establishment became part of history during the late 1880's (as
far back as we have documentation). The first record owner of
the land was the Consolidated Land Co., then the Florida Industrial
Co. in 1917. In this period of time this part of Osceola County
was probably in Brevard County.
Florida became a
state in 1845; however, a large area of the state was submerged.
In 1881 a project was begun by Disston in an effort to reclaim
land from the southern Orlando area to south of Okeechobee.
One of the already existing railroads (1882 in Kissimmee) possibly
the Florida East Coast Railway, aided in moving timber in this
area. This led to part of the motel site being developed into
one of the water depots for the old railway trams carrying logs.
There was a sawmill at the site... per legend.
Between 1917 and
1930 history was made with the cowboys moving cattle from Kissimmee
River, Orlando and places north down to the Indian reservations
and places south in which Yeehaw was the only watering hole!!!
The Desert Inn patrons at that time included Indians as well
as cowboys, business people, moonshiners, traders (trading goods
and lumber), and lumber men. Cowboys remember ox teams and Model
In the 1930's Dad
Wilson bought the property and fixed it up a little so it was
more than a shack. It now had gas pumps, according to stories.
Also, from the stories, Dad Wilson was a railroad hobo who was
'kicked off' in yeehaw... then borrowed lumber from the railroad!
Somewhere in this time period, a man named Boree has a going sawmill a stone's throw from the restaurant. Supposedly, Dad
Wilson and Boree had several squabbles~ Also, this was about
the time that roads were paved.
Somewhere in time
after Wilson, six other owners existed according to records.

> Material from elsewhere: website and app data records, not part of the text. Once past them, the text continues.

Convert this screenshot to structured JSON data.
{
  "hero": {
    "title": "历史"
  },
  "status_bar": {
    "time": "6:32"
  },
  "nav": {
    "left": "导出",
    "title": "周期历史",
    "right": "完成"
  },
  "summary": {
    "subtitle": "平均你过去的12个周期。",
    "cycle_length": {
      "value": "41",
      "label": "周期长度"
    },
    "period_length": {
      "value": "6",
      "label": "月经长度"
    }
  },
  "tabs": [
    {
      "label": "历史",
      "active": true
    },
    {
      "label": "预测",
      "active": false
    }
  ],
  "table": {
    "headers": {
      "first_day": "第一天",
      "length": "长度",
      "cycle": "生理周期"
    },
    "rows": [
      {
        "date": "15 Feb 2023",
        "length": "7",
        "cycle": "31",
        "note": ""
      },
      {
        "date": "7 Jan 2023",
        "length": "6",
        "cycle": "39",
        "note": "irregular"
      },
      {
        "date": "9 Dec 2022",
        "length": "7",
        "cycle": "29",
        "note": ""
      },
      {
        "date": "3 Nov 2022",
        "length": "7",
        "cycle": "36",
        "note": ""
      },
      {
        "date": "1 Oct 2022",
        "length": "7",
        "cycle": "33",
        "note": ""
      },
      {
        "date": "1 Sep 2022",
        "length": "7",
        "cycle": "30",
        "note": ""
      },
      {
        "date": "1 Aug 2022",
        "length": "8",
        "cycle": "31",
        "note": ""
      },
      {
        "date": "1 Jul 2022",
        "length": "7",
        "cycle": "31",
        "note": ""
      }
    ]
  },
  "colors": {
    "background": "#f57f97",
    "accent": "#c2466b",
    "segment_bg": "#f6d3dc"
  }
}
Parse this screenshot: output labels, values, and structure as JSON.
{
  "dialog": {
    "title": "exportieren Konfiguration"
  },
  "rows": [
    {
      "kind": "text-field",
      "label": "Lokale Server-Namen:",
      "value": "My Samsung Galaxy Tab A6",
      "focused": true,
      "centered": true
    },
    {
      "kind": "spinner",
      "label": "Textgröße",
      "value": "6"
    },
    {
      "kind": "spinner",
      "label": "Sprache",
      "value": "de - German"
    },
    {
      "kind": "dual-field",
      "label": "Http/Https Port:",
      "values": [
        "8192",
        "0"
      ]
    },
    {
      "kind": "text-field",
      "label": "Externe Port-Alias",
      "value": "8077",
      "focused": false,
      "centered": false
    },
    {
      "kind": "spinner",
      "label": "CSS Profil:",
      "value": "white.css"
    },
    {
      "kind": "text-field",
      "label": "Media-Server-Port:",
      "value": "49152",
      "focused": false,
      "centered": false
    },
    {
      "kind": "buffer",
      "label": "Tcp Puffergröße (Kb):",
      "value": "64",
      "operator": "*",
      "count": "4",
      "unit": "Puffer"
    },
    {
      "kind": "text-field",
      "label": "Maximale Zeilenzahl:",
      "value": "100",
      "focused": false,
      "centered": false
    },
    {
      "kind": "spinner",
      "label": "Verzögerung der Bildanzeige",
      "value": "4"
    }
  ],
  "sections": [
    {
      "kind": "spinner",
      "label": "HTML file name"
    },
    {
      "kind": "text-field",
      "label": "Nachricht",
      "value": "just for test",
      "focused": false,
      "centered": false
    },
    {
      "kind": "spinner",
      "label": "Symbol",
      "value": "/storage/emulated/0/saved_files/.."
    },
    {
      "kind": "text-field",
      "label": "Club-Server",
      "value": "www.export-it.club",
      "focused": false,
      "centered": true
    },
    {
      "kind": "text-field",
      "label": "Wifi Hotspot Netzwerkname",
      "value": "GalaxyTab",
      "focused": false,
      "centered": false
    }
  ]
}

In order they are Rerssenzchn, Broce, Bain, Hams, Bain and Kablerer,
but no one seems to remember Bain and Hams. Rerssenzchn and
Broce were partners per a nephew, and they sold out when they
had a big discrepancy. Kabler operated the restaurant in '40-'46
per a relative.
By the time Cheverette
purchased the property in 1946, it still had no water or electricity
(it took till '78 to have FULL service). Fred had a 450"
well put in for the Desert Inn and a generator for the electricity
which other locals shared some of this power. Fred also converted
open space into rooms upstairs to be used for rentals! Dad Wilson
was the first, it is told to have jackasses on his 100 acres
(Fred later sold 30 acres to Mr. Geiger. We have since tried
to purchase the 30, but owners are obstinate). Fred also raised
jackasses upon which he capitalized, selling T-Shirts and caps,
etc. which the current ownership carries on the tradition and
sells the critters (i.e. jackasses).
The Yeehaw railroad
depot in later years was combined into the Yeehaw Juction Intersection
for the community. The township was at one point called
Crossroads, as well as Desert Inn, Jackass Crossing, and the
Crossing. No one is really sure who was responsible for "Yeehaw
Junction." So history goes, when Standard Oil wanted to
put their station on the map, they neded to call it something
and Jackass Crossing was not going to be it, and the Crossing
and Desert Inn were out too!. So with the Turnpike in the 50's
needing an exit name and Greyhound Bus line needing a "stop"
name also, the name "Yeehaw
Juntion" was popularized, but one still hears "Jackasses
Crossing" on the CB's.
Many thanks to all
who helped me write this short synopsis for it was by far not
started here, nor will it end here. We are now on the NATIONAL
REGISTER OF HISTORICAL PLACES as of January, 1994! Once a year
we have an annual old times event. Come on down.